++++ DATASET CONTENT ++++

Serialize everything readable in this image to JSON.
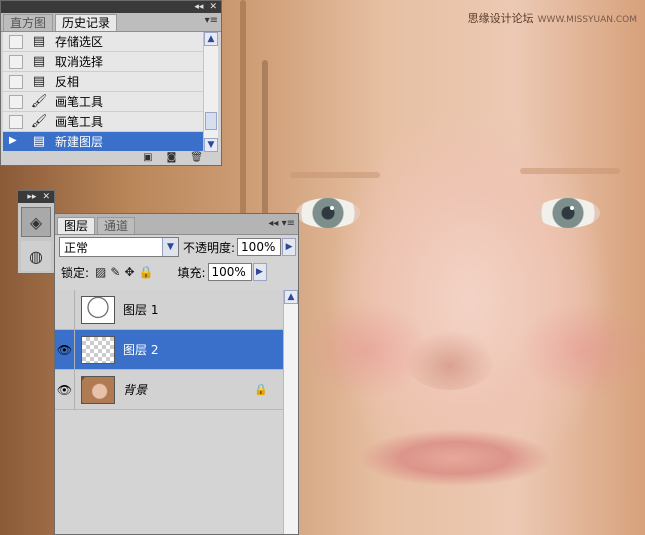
{
  "watermark": {
    "text": "思缘设计论坛",
    "url": "WWW.MISSYUAN.COM"
  },
  "history_panel": {
    "title_controls": [
      "◂◂",
      "✕"
    ],
    "tabs": [
      {
        "label": "直方图",
        "active": false
      },
      {
        "label": "历史记录",
        "active": true
      }
    ],
    "menu_icon": "panel-menu-icon",
    "items": [
      {
        "label": "存储选区",
        "icon": "doc-icon",
        "selected": false
      },
      {
        "label": "取消选择",
        "icon": "doc-icon",
        "selected": false
      },
      {
        "label": "反相",
        "icon": "doc-icon",
        "selected": false
      },
      {
        "label": "画笔工具",
        "icon": "brush-icon",
        "selected": false
      },
      {
        "label": "画笔工具",
        "icon": "brush-icon",
        "selected": false
      },
      {
        "label": "新建图层",
        "icon": "doc-icon",
        "selected": true
      }
    ],
    "footer_icons": [
      "new-document-icon",
      "snapshot-icon",
      "trash-icon"
    ]
  },
  "layers_panel": {
    "title_controls": [
      "▸▸",
      "✕"
    ],
    "tabs": [
      {
        "label": "图层",
        "active": true
      },
      {
        "label": "通道",
        "active": false
      }
    ],
    "blend_mode": "正常",
    "opacity_label": "不透明度:",
    "opacity_value": "100%",
    "lock_label": "锁定:",
    "fill_label": "填充:",
    "fill_value": "100%",
    "layers": [
      {
        "name": "图层 1",
        "visible": false,
        "selected": false,
        "thumb": "sketch",
        "locked": false
      },
      {
        "name": "图层 2",
        "visible": true,
        "selected": true,
        "thumb": "transparent",
        "locked": false
      },
      {
        "name": "背景",
        "visible": true,
        "selected": false,
        "thumb": "photo",
        "locked": true
      }
    ]
  },
  "colors": {
    "selection": "#3a70c9",
    "panel_bg": "#d4d4d4",
    "titlebar": "#3a3a3a"
  }
}
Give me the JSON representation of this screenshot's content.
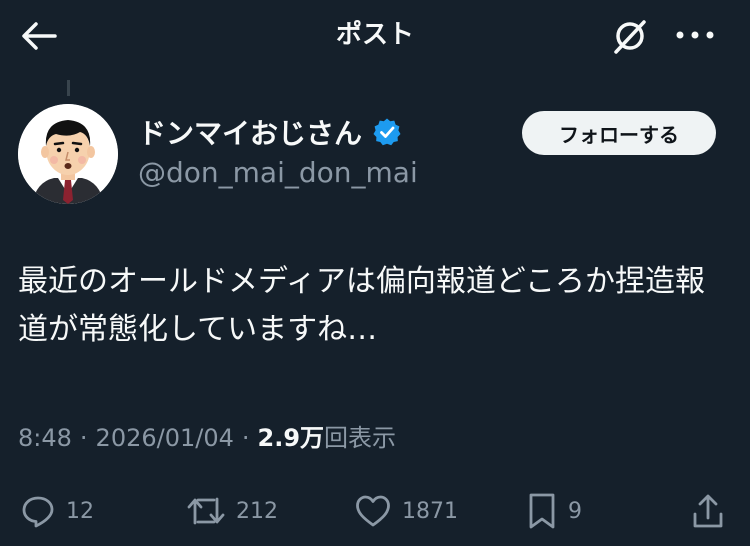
{
  "header": {
    "title": "ポスト"
  },
  "author": {
    "display_name": "ドンマイおじさん",
    "handle": "@don_mai_don_mai",
    "follow_label": "フォローする"
  },
  "post": {
    "text": "最近のオールドメディアは偏向報道どころか捏造報道が常態化していますね…",
    "time": "8:48",
    "separator": "·",
    "date": "2026/01/04",
    "views_count": "2.9",
    "views_unit": "万",
    "views_label": "回表示"
  },
  "actions": {
    "replies": "12",
    "reposts": "212",
    "likes": "1871",
    "bookmarks": "9"
  },
  "colors": {
    "background": "#15202b",
    "text_primary": "#f7f9f9",
    "text_secondary": "#8b98a5",
    "verified": "#1d9bf0",
    "follow_button_bg": "#eff3f4"
  }
}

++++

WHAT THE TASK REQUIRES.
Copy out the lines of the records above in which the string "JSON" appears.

EXERCISE RESULT.
Serialize everything readable in this image to JSON.
Give me the JSON representation of this screenshot's content.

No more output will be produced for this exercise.